## Task description
Please find all lines in the data that hold the string "title" and copy them.

::: Supplied entries

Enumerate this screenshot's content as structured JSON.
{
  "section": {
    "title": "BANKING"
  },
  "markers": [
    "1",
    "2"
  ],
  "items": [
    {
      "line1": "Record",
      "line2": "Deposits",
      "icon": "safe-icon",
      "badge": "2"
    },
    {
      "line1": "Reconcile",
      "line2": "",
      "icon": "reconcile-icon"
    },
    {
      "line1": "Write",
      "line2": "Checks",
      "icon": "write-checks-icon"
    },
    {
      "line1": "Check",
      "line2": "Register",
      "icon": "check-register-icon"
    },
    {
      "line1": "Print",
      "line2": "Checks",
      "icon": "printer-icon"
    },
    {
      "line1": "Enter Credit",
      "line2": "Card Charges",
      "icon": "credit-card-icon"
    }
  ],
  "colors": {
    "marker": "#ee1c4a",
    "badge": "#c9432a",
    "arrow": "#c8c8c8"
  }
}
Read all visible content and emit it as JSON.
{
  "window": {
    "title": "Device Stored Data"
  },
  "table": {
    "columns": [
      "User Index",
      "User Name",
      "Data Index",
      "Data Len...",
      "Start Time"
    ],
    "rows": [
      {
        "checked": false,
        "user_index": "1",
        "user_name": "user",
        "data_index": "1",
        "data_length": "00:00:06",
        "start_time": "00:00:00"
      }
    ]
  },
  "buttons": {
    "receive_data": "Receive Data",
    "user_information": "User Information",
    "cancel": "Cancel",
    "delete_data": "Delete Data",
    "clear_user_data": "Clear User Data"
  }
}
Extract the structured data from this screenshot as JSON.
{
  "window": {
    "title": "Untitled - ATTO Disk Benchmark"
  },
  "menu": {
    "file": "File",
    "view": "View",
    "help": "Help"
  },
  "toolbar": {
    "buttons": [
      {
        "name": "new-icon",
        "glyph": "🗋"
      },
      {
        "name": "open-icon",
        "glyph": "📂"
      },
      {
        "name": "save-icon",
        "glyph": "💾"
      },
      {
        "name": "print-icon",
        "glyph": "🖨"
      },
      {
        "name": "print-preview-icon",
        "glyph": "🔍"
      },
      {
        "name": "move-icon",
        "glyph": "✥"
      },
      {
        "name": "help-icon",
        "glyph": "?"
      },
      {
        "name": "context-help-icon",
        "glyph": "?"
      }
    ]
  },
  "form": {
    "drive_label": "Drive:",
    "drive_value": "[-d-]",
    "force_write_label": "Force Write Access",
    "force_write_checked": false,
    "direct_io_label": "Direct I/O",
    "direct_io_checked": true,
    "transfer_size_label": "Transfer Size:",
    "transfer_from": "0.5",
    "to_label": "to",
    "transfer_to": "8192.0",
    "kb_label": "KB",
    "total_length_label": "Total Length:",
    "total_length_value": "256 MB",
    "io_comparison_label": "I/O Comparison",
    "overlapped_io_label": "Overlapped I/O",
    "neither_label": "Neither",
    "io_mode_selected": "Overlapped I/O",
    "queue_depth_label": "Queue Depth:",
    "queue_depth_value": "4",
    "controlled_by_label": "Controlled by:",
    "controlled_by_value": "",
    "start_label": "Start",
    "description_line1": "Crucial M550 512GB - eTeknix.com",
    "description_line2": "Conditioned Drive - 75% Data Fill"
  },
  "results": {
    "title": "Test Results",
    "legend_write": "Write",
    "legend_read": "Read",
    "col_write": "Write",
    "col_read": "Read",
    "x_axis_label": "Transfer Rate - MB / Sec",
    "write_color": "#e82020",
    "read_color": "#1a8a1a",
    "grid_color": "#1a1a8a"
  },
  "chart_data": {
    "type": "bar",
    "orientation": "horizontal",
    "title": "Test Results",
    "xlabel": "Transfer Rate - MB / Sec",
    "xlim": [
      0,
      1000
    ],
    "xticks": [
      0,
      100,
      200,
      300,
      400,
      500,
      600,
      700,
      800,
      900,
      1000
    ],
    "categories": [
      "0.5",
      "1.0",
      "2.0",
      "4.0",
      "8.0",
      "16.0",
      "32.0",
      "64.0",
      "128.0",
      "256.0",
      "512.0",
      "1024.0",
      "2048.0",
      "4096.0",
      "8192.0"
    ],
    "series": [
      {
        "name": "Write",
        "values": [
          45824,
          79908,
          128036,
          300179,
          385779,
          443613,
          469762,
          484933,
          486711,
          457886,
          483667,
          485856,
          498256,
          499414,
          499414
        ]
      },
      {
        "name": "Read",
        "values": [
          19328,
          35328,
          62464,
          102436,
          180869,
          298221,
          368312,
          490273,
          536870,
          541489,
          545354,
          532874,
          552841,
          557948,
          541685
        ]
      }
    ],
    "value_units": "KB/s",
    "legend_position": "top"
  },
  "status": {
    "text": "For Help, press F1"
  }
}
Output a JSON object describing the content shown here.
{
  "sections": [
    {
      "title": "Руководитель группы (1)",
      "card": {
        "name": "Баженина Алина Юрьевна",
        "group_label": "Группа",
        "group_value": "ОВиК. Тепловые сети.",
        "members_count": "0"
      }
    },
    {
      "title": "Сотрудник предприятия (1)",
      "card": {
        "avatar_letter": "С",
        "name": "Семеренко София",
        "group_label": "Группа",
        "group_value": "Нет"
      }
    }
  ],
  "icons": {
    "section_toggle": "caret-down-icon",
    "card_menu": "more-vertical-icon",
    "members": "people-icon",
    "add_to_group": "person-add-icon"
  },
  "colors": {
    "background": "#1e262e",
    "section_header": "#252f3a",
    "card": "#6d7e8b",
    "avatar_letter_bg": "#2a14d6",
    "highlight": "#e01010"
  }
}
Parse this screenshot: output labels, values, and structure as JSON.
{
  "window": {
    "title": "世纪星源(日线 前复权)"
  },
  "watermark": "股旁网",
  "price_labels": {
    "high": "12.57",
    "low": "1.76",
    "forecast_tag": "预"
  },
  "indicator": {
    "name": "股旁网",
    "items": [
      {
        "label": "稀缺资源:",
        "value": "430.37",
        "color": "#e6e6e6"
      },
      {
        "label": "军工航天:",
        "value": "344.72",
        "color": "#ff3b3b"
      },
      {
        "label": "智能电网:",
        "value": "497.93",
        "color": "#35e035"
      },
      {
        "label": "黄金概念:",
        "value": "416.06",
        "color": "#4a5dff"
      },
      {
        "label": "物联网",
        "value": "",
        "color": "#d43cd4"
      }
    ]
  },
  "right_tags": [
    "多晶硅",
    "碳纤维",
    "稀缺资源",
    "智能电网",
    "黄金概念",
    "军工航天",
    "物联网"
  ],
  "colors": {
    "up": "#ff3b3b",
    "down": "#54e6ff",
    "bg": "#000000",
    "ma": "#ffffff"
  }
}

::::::

## Solution below
    "title": "BANKING"
    "title": "Device Stored Data"
    "title": "Untitled - ATTO Disk Benchmark"
    "title": "Test Results",
    "title": "Test Results",
      "title": "Руководитель группы (1)",
      "title": "Сотрудник предприятия (1)",
    "title": "世纪星源(日线 前复权)"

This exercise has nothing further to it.